[Task data Boundary: Start]
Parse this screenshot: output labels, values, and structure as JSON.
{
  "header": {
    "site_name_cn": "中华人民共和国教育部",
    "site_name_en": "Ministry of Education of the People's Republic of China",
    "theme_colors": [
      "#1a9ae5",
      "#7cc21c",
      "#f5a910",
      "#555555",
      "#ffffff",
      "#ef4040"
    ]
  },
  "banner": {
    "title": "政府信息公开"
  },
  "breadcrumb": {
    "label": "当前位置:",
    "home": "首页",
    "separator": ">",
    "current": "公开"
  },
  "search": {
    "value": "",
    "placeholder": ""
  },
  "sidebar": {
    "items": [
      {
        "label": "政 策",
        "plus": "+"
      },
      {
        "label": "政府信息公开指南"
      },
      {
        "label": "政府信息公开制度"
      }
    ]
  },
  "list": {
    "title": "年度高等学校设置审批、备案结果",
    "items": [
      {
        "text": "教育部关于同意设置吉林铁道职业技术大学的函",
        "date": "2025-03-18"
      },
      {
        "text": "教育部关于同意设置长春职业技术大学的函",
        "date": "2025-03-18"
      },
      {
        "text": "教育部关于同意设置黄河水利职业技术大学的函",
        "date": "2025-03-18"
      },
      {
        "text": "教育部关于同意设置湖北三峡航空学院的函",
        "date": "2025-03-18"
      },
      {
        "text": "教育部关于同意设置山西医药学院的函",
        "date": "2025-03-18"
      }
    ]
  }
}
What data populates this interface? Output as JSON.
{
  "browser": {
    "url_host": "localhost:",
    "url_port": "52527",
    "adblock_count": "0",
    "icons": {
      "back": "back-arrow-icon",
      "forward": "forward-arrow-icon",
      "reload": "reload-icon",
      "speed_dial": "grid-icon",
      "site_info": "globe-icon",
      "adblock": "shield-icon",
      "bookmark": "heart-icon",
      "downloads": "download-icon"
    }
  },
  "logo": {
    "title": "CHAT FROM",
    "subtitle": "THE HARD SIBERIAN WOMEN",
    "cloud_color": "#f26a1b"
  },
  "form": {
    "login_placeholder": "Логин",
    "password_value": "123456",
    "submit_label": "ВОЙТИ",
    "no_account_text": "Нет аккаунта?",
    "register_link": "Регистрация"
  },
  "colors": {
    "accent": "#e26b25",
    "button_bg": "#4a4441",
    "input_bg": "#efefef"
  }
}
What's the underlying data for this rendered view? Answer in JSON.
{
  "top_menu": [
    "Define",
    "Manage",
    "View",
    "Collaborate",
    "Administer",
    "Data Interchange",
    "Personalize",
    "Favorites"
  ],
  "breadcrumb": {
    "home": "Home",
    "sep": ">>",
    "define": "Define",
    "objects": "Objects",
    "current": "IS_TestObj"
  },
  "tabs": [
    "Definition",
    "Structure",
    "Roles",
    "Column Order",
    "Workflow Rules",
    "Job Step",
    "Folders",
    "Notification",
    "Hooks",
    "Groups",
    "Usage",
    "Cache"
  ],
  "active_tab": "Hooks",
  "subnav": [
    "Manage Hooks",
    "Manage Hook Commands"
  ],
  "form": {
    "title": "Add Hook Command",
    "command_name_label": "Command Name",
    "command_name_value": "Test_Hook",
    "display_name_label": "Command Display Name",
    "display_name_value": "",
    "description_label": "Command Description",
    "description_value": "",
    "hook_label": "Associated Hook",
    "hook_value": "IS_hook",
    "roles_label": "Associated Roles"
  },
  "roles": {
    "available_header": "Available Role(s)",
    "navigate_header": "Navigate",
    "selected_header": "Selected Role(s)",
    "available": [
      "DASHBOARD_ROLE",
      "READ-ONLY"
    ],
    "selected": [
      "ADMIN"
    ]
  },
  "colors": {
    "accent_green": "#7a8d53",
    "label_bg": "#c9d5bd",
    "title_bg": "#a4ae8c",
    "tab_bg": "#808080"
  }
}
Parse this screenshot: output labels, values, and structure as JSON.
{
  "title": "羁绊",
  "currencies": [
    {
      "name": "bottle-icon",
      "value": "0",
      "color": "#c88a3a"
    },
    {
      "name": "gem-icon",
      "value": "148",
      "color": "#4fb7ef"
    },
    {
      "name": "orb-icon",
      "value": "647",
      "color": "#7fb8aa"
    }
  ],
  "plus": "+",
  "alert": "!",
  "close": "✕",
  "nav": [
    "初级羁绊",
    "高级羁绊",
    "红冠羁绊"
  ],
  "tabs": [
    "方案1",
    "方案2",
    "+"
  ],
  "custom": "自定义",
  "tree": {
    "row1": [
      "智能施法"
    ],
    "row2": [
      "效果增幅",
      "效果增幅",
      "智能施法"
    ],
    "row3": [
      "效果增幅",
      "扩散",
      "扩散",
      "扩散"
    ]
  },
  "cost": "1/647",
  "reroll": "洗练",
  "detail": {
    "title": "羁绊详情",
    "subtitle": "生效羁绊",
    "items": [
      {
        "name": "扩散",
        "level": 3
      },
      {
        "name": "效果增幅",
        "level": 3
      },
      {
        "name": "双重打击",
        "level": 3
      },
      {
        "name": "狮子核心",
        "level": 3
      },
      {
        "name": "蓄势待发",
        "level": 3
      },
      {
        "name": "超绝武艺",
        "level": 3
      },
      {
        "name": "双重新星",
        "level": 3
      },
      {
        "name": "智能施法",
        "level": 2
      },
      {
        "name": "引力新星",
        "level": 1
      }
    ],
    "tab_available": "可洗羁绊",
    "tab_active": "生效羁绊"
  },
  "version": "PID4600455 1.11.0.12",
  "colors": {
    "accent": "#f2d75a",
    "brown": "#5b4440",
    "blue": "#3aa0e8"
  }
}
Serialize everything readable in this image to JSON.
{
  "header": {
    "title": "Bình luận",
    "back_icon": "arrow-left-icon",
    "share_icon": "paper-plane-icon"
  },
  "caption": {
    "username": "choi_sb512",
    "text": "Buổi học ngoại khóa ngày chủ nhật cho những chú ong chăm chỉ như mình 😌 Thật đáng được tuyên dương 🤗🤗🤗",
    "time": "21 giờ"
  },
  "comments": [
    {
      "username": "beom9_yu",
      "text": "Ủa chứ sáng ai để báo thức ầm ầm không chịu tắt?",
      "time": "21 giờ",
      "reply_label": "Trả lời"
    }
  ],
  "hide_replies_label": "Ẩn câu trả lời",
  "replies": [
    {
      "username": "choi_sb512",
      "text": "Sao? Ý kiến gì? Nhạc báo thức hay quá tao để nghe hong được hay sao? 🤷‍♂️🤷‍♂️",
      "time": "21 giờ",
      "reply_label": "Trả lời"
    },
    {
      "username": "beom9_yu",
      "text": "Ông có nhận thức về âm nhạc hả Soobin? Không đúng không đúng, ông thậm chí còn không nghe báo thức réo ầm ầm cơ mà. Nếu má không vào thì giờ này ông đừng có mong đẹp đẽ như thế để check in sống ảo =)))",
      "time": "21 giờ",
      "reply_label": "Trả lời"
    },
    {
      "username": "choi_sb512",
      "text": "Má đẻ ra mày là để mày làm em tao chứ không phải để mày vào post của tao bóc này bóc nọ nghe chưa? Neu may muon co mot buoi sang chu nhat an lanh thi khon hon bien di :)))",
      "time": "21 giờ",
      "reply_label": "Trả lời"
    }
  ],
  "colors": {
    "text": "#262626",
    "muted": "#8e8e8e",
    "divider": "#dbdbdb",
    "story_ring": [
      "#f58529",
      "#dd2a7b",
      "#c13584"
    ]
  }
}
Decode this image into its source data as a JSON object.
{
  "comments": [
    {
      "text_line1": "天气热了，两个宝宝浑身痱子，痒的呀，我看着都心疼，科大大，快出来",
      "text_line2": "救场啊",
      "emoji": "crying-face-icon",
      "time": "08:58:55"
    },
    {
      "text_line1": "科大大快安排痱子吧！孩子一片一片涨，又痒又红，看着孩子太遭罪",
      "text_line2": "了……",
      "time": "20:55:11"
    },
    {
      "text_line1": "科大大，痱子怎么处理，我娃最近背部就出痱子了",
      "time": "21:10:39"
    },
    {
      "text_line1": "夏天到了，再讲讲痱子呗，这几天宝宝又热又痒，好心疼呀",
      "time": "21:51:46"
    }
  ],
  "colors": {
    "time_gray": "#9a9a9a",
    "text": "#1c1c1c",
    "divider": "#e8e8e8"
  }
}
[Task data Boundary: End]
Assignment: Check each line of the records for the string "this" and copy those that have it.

Exercise response:
Parse this screenshot: output labels, values, and structure as JSON.
What data populates this interface? Output as JSON.
What's the underlying data for this rendered view? Answer in JSON.
Parse this screenshot: output labels, values, and structure as JSON.
Serialize everything readable in this image to JSON.
Decode this image into its source data as a JSON object.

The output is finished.